In the far southwest and western borderlands with Sudan, there are groups who speak Nilo-Saharan languages. They are hoe cultivators and cattle keepers. In the south west, there are the Agnuak and the Nuer who are the most numerous. Further north, there are smaller groups, such as the Gumuz and the Berta, and the Kunema in western Tigray.
Ethiopia is a multi‐ethnic nation endowed with diversified culture, language, faith, religion and rich history. Religion is important in the lives of the majority of the Ethiopian population and it plays a significant role in the stability of the country. At most individual level, people’s lives are guided by their religious beliefs and values. From the Ethiopian total population of 85 million, 44 percent belong to the Ethiopian Orthodox Church, 34 percent belong to the Sunni Muslim, and 19 percent belong to the Christian Evangelical and Protestant groups (according to 2007 national census). The Ethiopian Orthodox Church is predominant in the northern regions of Ethiopia, Tigray and Amhara, and central part of the country, some part of Oromia and also large part of southern Ethiopia. Islam is mostly prevalent in the Afar, Oromia, Harar, Gambella and Somali regions. Protestant church is strong in the Southern Region of Ethiopia, Gambella, and western parts of Oromia particularly, Wollega.

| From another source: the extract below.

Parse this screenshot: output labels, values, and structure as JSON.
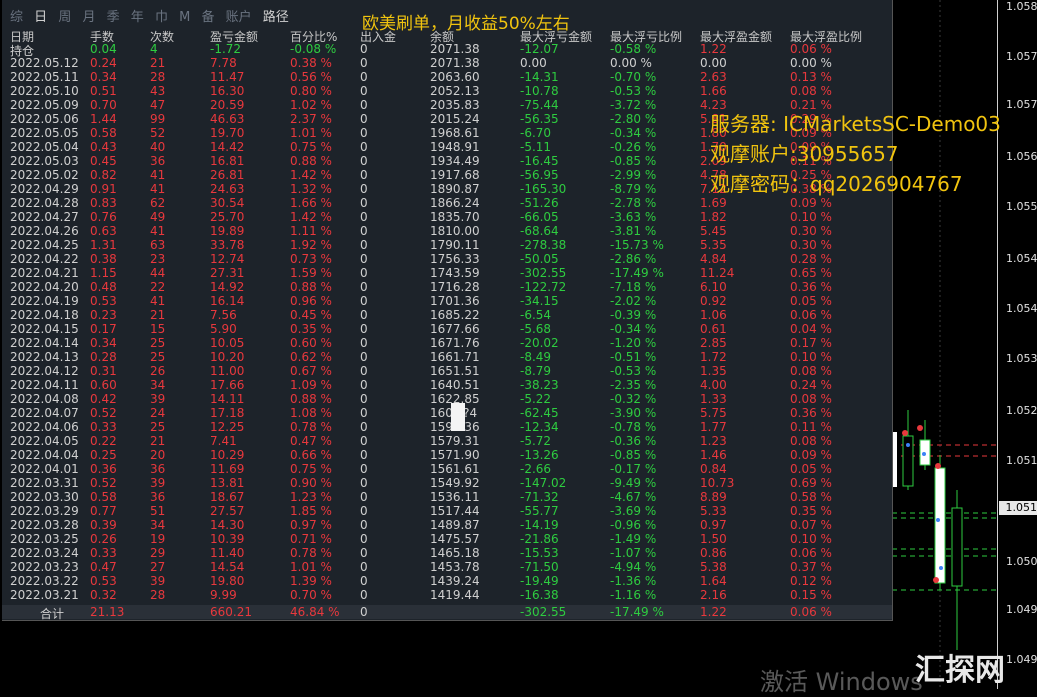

The Ethiopian calendar is seven years and eight months behind the Western (Gregorian) calendar. Ethiopia follows the Julian calendar, which comprises thirteen months and all months have thirty days except the last one month called Pagume which has only five / six days in a year. Ethiopian New Year begins on September 1 and in European calendar it is on September 11.
The Ethiopian time is three hours ahead of Greenwich Meridian or GMT+3, For example, in Ethiopia sunrise is 12 clocks and after an hour, it is one o’clock at local time but in European time it is seven o’clock. The European time 8:00 am is 2:00 am Ethiopian local time, and 3:00am local time is in 9:00 am European time. Mid day is 6:00am Ethiopian local time and it is 12:00am European time. At sunset it is 6:00pm in European time, however; it is 12:00pm in Ethiopian local time.